Hoarding a bag of ammo filled with Jordans and Air Force 1s, Nike still does not stop from dropping bomb sneakers every now and then. Nike adopted sustainability way before it became a buzzword in fashion but misses a shot or two still, like when it received backlash for using kangaroo leather. Moving on, Nike already has 9 sustainable sneakers including two Air Max 95s, two pairs of the Blakers Mid ‘77 Vintage, and more, in the cards for 2021, stitched with Nike Grind outsoles and recycled synthetic leather.
Nike being the opportunist it is, snatched the first-ever collaboration with the new-generation vegan pineapple leather brand Piñatex, inaugurating the vegan Happy Pineapple trainer collection. Drenched in five vivacious hues, it features timeless Nike Air Max 90s, the Air Max 95s, and the Air-Zoom Type. Fun fact: Piñatex leather promised to be derived from 95% renewable resources, using pineapple leaves. And yes, the collection is exactly as, pardon the pun, juicy as it sounds.
PANGAIA is called by multiple names - a material science company or sustainable lifestyle brand or a global collective using bio-engineered materials.

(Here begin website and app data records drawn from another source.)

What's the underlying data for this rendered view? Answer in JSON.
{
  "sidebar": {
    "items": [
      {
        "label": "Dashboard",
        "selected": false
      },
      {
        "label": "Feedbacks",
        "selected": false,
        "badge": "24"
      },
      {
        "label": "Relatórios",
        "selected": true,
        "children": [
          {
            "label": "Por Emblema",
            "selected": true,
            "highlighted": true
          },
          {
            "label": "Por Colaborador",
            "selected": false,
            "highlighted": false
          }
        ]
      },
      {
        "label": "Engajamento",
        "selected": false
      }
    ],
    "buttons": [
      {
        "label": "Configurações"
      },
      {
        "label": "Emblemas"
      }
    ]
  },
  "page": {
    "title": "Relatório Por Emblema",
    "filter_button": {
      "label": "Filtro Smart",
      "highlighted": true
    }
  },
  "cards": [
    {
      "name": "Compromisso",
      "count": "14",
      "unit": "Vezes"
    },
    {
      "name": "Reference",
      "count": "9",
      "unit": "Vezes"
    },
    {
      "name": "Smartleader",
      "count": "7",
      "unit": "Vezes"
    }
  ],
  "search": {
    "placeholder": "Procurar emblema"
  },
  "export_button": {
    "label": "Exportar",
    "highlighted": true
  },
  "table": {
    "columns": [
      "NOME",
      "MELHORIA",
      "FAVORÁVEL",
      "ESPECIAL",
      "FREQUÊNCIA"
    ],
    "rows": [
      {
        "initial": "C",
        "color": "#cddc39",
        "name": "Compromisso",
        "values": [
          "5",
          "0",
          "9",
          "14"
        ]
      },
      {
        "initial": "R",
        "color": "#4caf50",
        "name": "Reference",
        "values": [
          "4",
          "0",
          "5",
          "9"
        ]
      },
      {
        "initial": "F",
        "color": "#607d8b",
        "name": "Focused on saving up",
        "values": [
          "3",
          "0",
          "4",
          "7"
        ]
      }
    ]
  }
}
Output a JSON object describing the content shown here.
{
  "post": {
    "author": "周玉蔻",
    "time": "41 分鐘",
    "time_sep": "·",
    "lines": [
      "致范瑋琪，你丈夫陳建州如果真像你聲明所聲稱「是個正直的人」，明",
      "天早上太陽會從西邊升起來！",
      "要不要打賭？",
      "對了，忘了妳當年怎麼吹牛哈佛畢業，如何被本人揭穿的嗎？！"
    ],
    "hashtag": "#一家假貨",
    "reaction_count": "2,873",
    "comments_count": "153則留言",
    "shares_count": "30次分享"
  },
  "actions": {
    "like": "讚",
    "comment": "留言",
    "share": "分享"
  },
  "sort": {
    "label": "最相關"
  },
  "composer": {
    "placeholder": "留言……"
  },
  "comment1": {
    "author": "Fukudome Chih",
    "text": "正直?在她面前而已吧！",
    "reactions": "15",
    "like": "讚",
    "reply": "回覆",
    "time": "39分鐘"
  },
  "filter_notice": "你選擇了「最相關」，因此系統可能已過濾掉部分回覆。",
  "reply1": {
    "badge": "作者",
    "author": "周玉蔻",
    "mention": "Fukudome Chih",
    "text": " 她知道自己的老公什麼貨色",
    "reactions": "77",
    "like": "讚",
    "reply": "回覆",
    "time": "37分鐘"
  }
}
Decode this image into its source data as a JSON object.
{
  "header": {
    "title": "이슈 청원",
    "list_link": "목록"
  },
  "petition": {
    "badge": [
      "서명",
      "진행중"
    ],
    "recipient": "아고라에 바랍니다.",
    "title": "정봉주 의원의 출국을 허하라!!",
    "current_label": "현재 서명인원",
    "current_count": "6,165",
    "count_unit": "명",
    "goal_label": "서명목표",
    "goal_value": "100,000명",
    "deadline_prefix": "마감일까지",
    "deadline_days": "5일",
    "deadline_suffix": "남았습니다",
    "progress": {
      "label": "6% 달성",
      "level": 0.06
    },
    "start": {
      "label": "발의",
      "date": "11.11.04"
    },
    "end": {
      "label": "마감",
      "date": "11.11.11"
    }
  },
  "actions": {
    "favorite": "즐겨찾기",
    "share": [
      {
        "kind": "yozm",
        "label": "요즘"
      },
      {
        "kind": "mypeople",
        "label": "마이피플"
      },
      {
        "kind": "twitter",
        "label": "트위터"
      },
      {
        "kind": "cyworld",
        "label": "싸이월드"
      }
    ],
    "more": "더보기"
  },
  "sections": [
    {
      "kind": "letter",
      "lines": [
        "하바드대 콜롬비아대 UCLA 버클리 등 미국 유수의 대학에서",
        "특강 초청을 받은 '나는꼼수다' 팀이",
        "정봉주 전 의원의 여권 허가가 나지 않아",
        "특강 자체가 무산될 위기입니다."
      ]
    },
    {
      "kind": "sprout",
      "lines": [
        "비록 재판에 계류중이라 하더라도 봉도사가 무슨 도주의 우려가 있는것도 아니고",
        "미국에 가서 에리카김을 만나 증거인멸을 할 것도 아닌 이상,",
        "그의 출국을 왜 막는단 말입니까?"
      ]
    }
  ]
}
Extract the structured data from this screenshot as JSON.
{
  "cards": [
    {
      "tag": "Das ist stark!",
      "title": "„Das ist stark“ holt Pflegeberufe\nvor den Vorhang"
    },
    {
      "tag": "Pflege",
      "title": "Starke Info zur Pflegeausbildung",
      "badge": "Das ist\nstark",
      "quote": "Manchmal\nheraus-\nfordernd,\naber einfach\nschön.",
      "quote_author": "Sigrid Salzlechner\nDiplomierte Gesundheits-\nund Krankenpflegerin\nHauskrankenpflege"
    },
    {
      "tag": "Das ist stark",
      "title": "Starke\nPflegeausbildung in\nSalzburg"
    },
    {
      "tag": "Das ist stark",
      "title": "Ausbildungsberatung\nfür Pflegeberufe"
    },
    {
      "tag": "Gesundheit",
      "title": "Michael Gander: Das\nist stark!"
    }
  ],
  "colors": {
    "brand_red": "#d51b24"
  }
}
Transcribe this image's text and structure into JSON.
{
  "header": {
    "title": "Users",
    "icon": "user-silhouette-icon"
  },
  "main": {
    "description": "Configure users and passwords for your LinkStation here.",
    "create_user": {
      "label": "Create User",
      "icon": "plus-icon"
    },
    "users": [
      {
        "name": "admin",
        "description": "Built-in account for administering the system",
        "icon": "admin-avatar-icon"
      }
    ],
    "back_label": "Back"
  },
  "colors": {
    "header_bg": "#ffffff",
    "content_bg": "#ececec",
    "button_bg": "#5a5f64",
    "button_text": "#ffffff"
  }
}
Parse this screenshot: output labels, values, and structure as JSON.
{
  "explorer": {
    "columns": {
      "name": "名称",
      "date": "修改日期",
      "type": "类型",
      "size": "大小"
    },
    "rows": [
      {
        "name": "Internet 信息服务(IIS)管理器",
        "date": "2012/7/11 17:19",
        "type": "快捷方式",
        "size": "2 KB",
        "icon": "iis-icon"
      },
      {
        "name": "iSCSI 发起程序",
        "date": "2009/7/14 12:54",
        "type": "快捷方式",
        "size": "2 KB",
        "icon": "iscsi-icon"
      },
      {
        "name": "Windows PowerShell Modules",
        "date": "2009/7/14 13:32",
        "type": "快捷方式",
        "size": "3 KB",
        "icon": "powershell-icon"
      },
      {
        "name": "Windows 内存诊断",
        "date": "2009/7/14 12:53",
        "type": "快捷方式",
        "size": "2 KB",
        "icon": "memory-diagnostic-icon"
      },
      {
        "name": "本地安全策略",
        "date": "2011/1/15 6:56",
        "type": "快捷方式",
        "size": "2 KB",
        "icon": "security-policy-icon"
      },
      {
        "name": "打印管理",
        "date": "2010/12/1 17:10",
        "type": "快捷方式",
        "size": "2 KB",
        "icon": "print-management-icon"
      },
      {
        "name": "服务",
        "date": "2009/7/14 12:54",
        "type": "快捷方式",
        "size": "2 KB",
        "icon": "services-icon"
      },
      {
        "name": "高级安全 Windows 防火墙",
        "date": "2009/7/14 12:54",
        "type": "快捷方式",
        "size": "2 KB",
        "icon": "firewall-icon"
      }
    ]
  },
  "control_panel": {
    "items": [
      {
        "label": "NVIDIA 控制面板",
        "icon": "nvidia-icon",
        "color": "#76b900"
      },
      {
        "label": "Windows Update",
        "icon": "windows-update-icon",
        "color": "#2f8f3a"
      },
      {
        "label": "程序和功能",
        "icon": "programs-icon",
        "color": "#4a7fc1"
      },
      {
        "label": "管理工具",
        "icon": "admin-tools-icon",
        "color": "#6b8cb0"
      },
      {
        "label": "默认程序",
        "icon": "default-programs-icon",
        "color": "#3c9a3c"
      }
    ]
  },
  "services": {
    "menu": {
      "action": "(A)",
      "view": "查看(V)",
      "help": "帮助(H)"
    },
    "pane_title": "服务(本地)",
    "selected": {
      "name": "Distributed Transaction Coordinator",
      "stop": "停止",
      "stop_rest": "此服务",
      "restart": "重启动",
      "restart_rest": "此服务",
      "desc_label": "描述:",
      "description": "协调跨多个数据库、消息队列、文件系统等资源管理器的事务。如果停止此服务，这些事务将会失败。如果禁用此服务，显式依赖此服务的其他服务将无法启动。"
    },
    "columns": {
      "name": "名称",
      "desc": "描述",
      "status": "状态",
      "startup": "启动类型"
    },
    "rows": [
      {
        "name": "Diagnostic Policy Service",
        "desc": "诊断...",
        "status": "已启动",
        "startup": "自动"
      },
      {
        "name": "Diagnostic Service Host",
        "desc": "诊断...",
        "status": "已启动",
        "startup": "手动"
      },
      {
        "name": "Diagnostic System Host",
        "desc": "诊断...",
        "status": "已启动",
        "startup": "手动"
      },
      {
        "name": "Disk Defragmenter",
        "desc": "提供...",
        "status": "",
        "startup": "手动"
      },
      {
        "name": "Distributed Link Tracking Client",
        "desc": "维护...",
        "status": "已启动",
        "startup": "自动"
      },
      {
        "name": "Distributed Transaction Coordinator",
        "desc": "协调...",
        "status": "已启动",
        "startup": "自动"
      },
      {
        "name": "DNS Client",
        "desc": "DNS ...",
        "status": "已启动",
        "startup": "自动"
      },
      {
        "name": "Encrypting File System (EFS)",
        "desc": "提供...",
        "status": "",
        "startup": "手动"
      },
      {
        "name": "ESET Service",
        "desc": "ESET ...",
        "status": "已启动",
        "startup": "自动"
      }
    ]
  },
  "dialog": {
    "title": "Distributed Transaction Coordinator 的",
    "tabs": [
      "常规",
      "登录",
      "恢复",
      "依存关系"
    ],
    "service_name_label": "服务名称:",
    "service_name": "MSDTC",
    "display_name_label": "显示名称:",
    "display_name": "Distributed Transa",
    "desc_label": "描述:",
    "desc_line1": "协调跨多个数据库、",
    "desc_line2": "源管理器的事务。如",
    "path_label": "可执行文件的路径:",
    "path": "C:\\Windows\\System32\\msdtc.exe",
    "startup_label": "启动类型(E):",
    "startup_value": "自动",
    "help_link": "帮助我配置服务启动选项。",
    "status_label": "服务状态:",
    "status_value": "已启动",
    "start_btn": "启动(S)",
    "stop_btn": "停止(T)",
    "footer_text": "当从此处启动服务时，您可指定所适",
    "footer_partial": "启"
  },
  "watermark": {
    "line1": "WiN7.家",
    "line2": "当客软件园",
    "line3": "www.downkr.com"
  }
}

PANGAIA is taking the sustainability game up a notch with their collections using bio-based, recycled fibers from recycled plastic bottles and using natural botanical dyes to keep it fresh for longer. Their recent venturing into the sneaker business caused quite some uproar.
With a minimalist design, available in only black and white, emblazoned with its classic text aesthetic, PANGAIA launched no-waste vegan sneakers made of grape leather last year. The idea of grape leather originated from the wine waste in Italy including grape stalks, skins, and seeds that PANGAIA decided to morph into wearable art. The grape leather covers the upper, lining, and insole of the sneakers. With a 100% recycled rubber sole, bio-based water glue, and natural cotton laces with 100% recycled plastic ends, making it undeniably impressive eco-fashion.
4. Thousand Fell
Only three years old, the New York-based start-up, Thousand Fell is already marching to close up the loop in the sneaker business and championing circularity. Thousand Fell has successfully engineered the world’s first totally recyclable shoe, pieced together from biodegradable, recycled waste and plant-based materials.
As a cherry on top, their recycling program refurbished old sneakers given by customers in exchange for gift cards and offers them to underprivileged communities or are taken in for upcycling.
The Canadian footwear brand, Native separates itself from the herd with its “Beast Free” motto which translates into a loud declaration that it does not use animal-derived materials on any of its shoes.
Their infamous Plant Shoe made from plant-based fibers, which they made abundantly clear from the name, other than being 100% compostable also assigns no gender to the sneakers. The biodegradable “modern sneaker” has components like a eucalyptus lasting board, natural latex-based glue, pineapple husk, and organic cotton upper and shoelaces. And finally, when you’ve flaunted them off on your ‘Grams to death and worn them out completely, you can bury them in a compost bin where they’ll decompose quietly.
The hypebeast culture as glamorous as it is has a dark underbelly with almost 300 million pairs of shoes ending up dead in landfills annually. As extravagantly expensive as your sneakers might be, they come with a higher price tag that costs the environment more than we can imagine. Veganism in sneakers hence acts as a safe keeper of true sustainability against supposedly sustainable leather materials which are masqueraded as natural.